PROBLEM DESCRIPTION: Among the entries that follow, find the lines containing the string "Student" and copy them.

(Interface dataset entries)
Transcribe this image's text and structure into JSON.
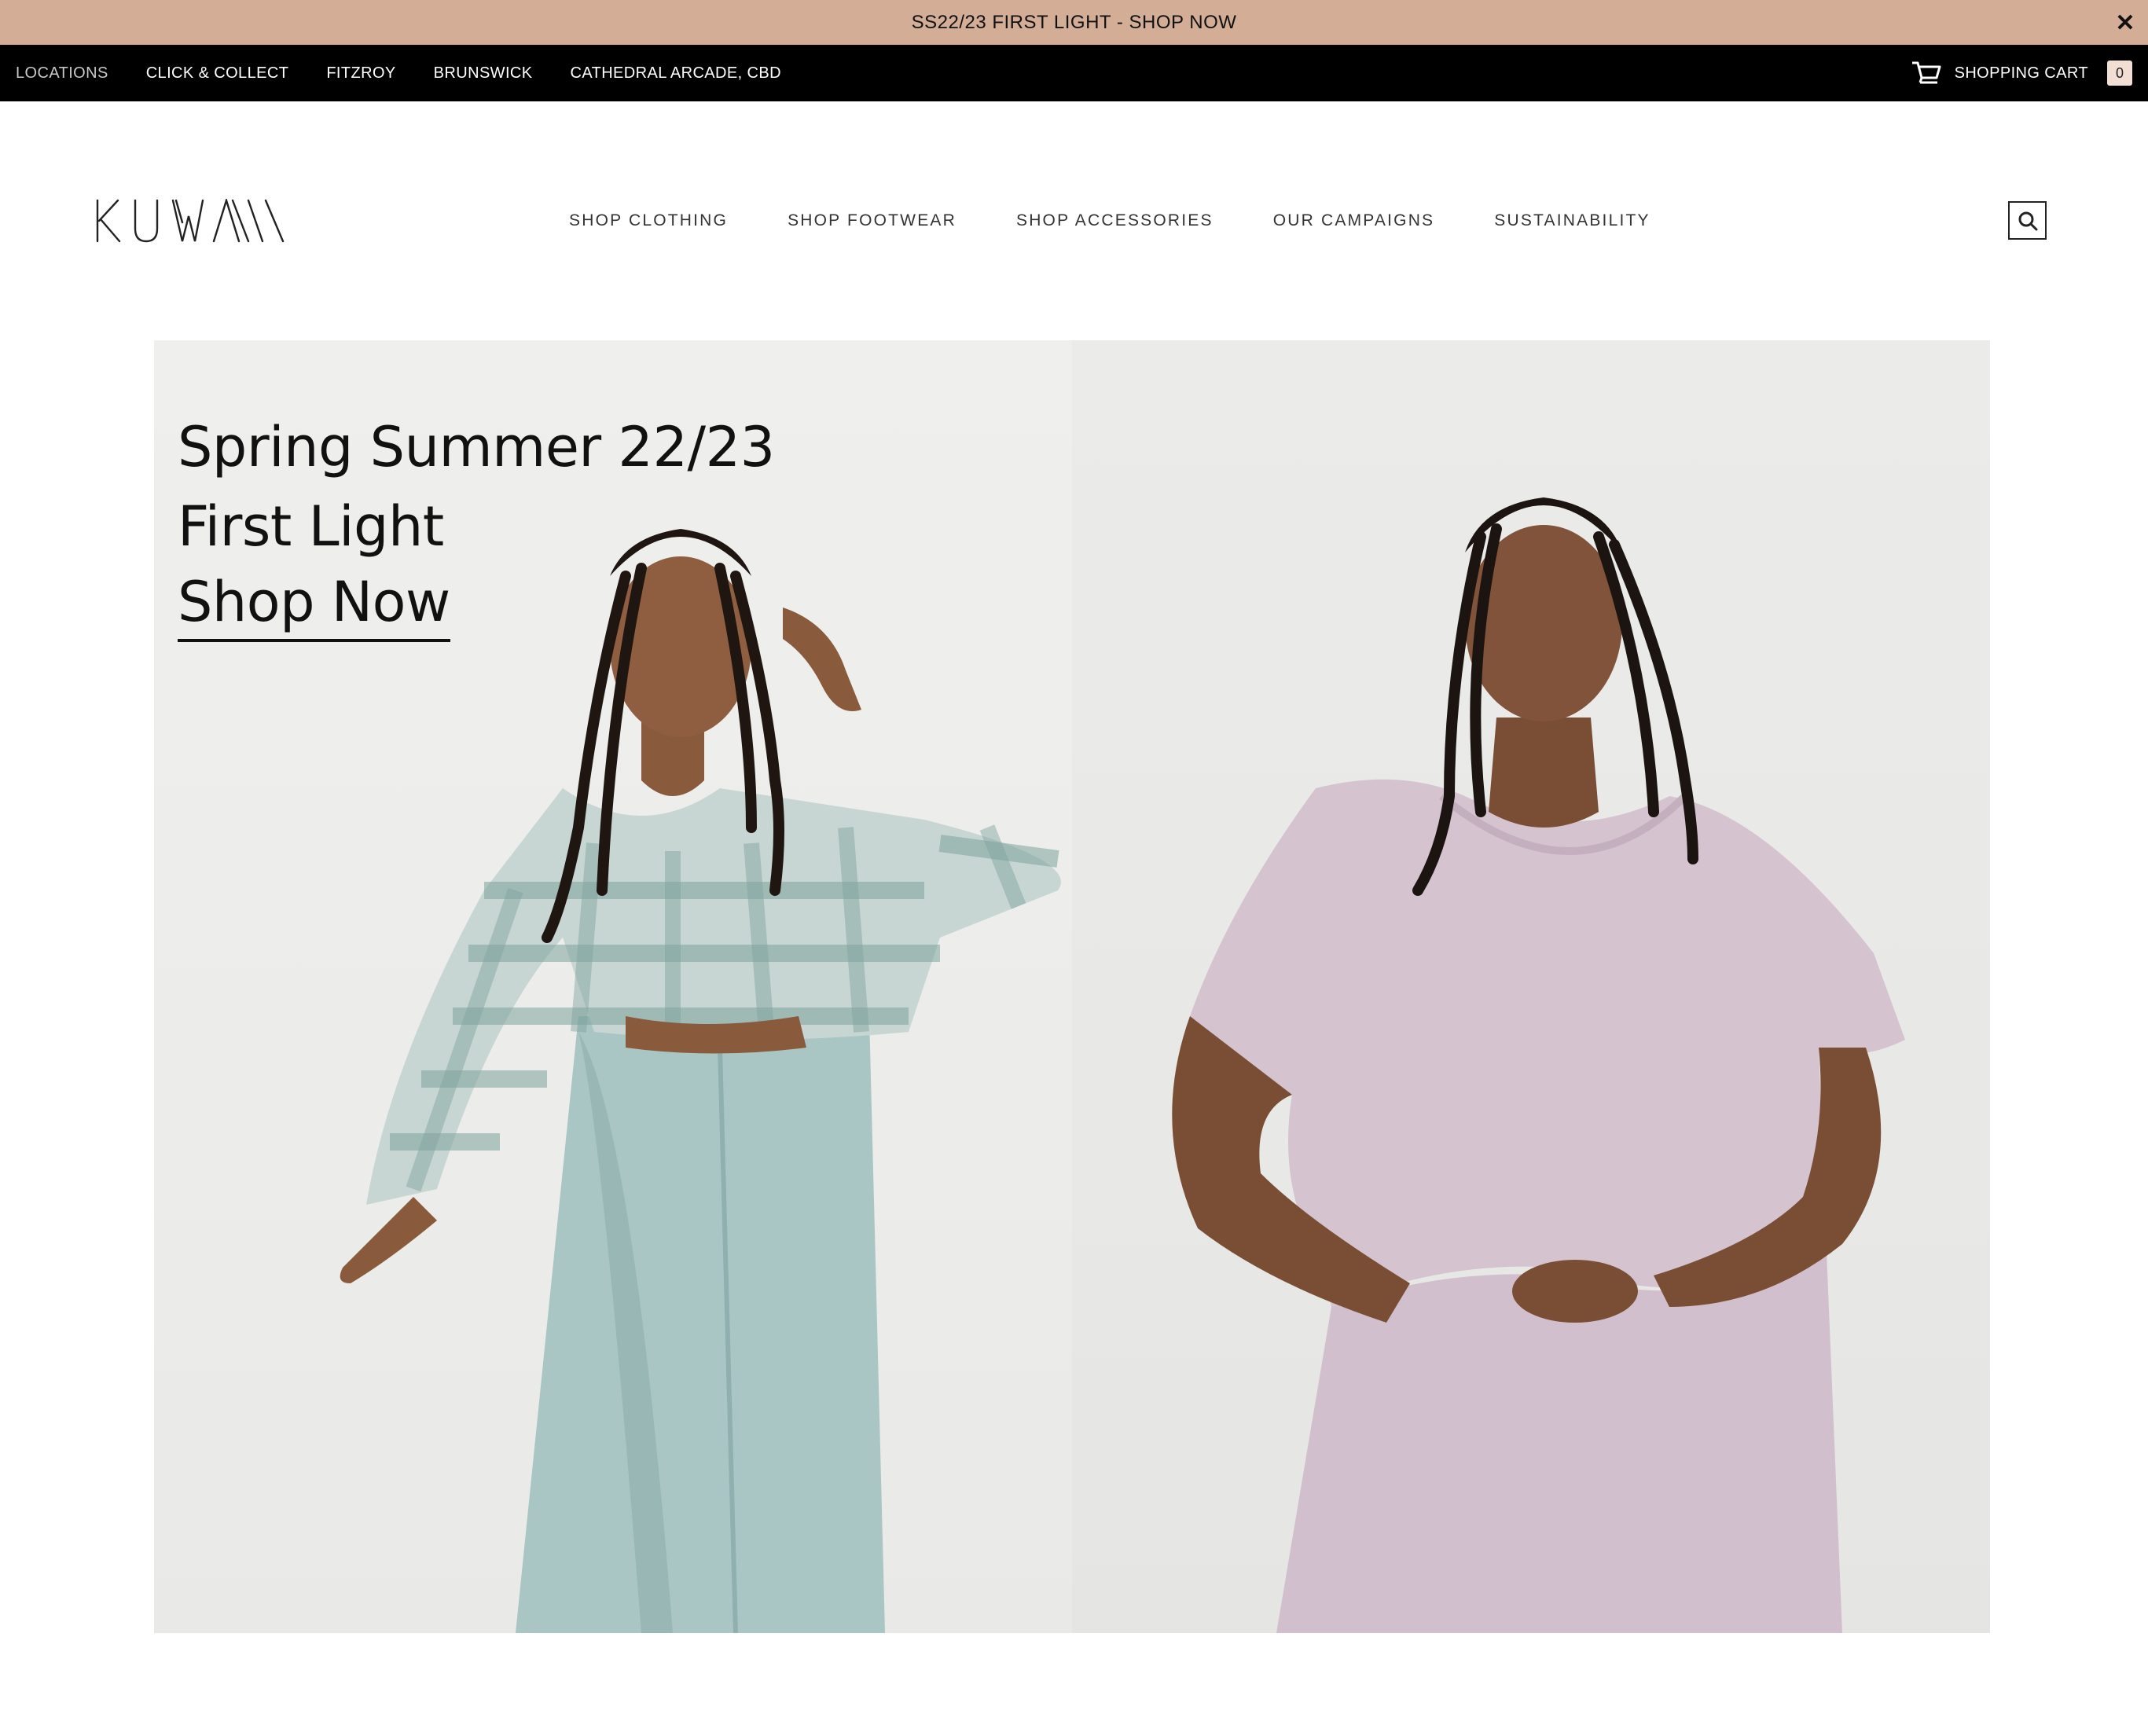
{
  "announcement": {
    "text": "SS22/23 FIRST LIGHT - SHOP NOW",
    "close_icon": "close-icon",
    "background": "#d4ad96"
  },
  "topbar": {
    "links": [
      "LOCATIONS",
      "CLICK & COLLECT",
      "FITZROY",
      "BRUNSWICK",
      "CATHEDRAL ARCADE, CBD"
    ],
    "cart_icon": "shopping-cart-icon",
    "cart_label": "SHOPPING CART",
    "cart_count": "0"
  },
  "header": {
    "logo_text": "KUWAAI",
    "nav": [
      "SHOP CLOTHING",
      "SHOP FOOTWEAR",
      "SHOP ACCESSORIES",
      "OUR CAMPAIGNS",
      "SUSTAINABILITY"
    ],
    "search_icon": "search-icon"
  },
  "hero": {
    "line1": "Spring Summer 22/23",
    "line2": "First Light",
    "cta": "Shop Now",
    "left_image": "model in gingham blouse and sage wide-leg trousers",
    "right_image": "model in lilac linen tee"
  }
}
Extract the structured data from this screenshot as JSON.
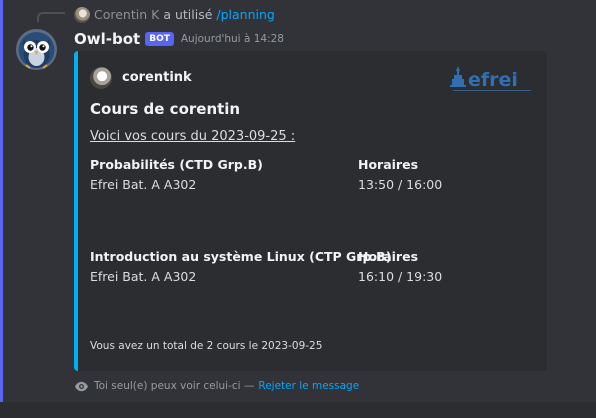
{
  "reply": {
    "username": "Corentin K",
    "action": "a utilisé",
    "command": "/planning"
  },
  "message": {
    "username": "Owl-bot",
    "badge": "BOT",
    "timestamp": "Aujourd'hui à 14:28"
  },
  "embed": {
    "accent_color": "#00b0f4",
    "author": "corentink",
    "thumbnail_text": "efrei",
    "title": "Cours de corentin",
    "description": "Voici vos cours du 2023-09-25 :",
    "courses": [
      {
        "name": "Probabilités (CTD Grp.B)",
        "location": "Efrei Bat. A A302",
        "schedule_label": "Horaires",
        "schedule": "13:50 / 16:00"
      },
      {
        "name": "Introduction au système Linux (CTP Grp.B)",
        "location": "Efrei Bat. A A302",
        "schedule_label": "Horaires",
        "schedule": "16:10 / 19:30"
      }
    ],
    "footer": "Vous avez un total de 2 cours le 2023-09-25"
  },
  "ephemeral": {
    "notice": "Toi seul(e) peux voir celui-ci —",
    "dismiss": "Rejeter le message"
  },
  "colors": {
    "background": "#323338",
    "embed_background": "#2b2d31",
    "link": "#00a8fc",
    "bot_badge": "#5865f2"
  }
}
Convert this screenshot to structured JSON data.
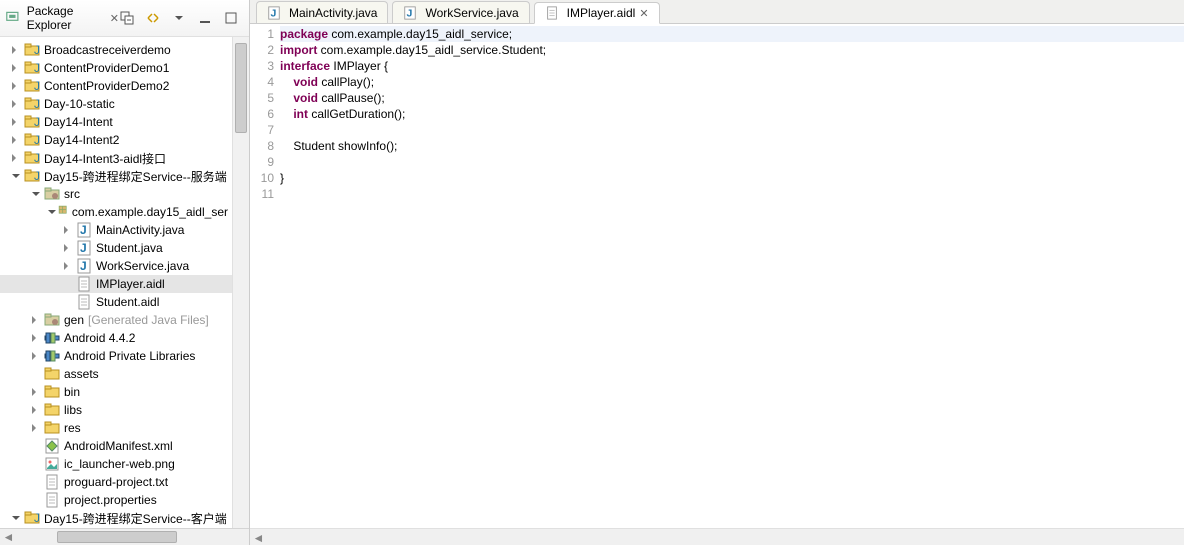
{
  "sidebar": {
    "title": "Package Explorer",
    "items": [
      {
        "label": "Broadcastreceiverdemo",
        "icon": "project",
        "indent": 10,
        "arrow": "collapsed"
      },
      {
        "label": "ContentProviderDemo1",
        "icon": "project",
        "indent": 10,
        "arrow": "collapsed"
      },
      {
        "label": "ContentProviderDemo2",
        "icon": "project",
        "indent": 10,
        "arrow": "collapsed"
      },
      {
        "label": "Day-10-static",
        "icon": "project",
        "indent": 10,
        "arrow": "collapsed"
      },
      {
        "label": "Day14-Intent",
        "icon": "project",
        "indent": 10,
        "arrow": "collapsed"
      },
      {
        "label": "Day14-Intent2",
        "icon": "project",
        "indent": 10,
        "arrow": "collapsed"
      },
      {
        "label": "Day14-Intent3-aidl接口",
        "icon": "project",
        "indent": 10,
        "arrow": "collapsed"
      },
      {
        "label": "Day15-跨进程绑定Service--服务端",
        "icon": "project",
        "indent": 10,
        "arrow": "expanded"
      },
      {
        "label": "src",
        "icon": "srcfolder",
        "indent": 30,
        "arrow": "expanded"
      },
      {
        "label": "com.example.day15_aidl_ser",
        "icon": "package",
        "indent": 46,
        "arrow": "expanded"
      },
      {
        "label": "MainActivity.java",
        "icon": "java",
        "indent": 62,
        "arrow": "collapsed"
      },
      {
        "label": "Student.java",
        "icon": "java",
        "indent": 62,
        "arrow": "collapsed"
      },
      {
        "label": "WorkService.java",
        "icon": "java",
        "indent": 62,
        "arrow": "collapsed"
      },
      {
        "label": "IMPlayer.aidl",
        "icon": "file",
        "indent": 62,
        "arrow": "none",
        "selected": true
      },
      {
        "label": "Student.aidl",
        "icon": "file",
        "indent": 62,
        "arrow": "none"
      },
      {
        "label": "gen",
        "icon": "genfolder",
        "indent": 30,
        "arrow": "collapsed",
        "decoration": "[Generated Java Files]"
      },
      {
        "label": "Android 4.4.2",
        "icon": "lib",
        "indent": 30,
        "arrow": "collapsed"
      },
      {
        "label": "Android Private Libraries",
        "icon": "lib",
        "indent": 30,
        "arrow": "collapsed"
      },
      {
        "label": "assets",
        "icon": "folder",
        "indent": 30,
        "arrow": "none"
      },
      {
        "label": "bin",
        "icon": "folder",
        "indent": 30,
        "arrow": "collapsed"
      },
      {
        "label": "libs",
        "icon": "folder",
        "indent": 30,
        "arrow": "collapsed"
      },
      {
        "label": "res",
        "icon": "folder",
        "indent": 30,
        "arrow": "collapsed"
      },
      {
        "label": "AndroidManifest.xml",
        "icon": "xml",
        "indent": 30,
        "arrow": "none"
      },
      {
        "label": "ic_launcher-web.png",
        "icon": "image",
        "indent": 30,
        "arrow": "none"
      },
      {
        "label": "proguard-project.txt",
        "icon": "file",
        "indent": 30,
        "arrow": "none"
      },
      {
        "label": "project.properties",
        "icon": "file",
        "indent": 30,
        "arrow": "none"
      },
      {
        "label": "Day15-跨进程绑定Service--客户端",
        "icon": "project",
        "indent": 10,
        "arrow": "expanded"
      }
    ]
  },
  "tabs": [
    {
      "label": "MainActivity.java",
      "icon": "java",
      "active": false
    },
    {
      "label": "WorkService.java",
      "icon": "java",
      "active": false
    },
    {
      "label": "IMPlayer.aidl",
      "icon": "file",
      "active": true
    }
  ],
  "code": {
    "lines": [
      {
        "n": 1,
        "t": "package com.example.day15_aidl_service;",
        "hl": true,
        "kw": "package"
      },
      {
        "n": 2,
        "t": "import com.example.day15_aidl_service.Student;",
        "kw": "import"
      },
      {
        "n": 3,
        "t": "interface IMPlayer {",
        "kw": "interface"
      },
      {
        "n": 4,
        "t": "    void callPlay();",
        "kw": "void"
      },
      {
        "n": 5,
        "t": "    void callPause();",
        "kw": "void"
      },
      {
        "n": 6,
        "t": "    int callGetDuration();",
        "kw": "int"
      },
      {
        "n": 7,
        "t": ""
      },
      {
        "n": 8,
        "t": "    Student showInfo();"
      },
      {
        "n": 9,
        "t": ""
      },
      {
        "n": 10,
        "t": "}"
      },
      {
        "n": 11,
        "t": ""
      }
    ]
  }
}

YOUR SOLUTION:
        "label": "Student.java",
        "label": "Student.aidl",
        "t": "import com.example.day15_aidl_service.Student;",
        "t": "    Student showInfo();"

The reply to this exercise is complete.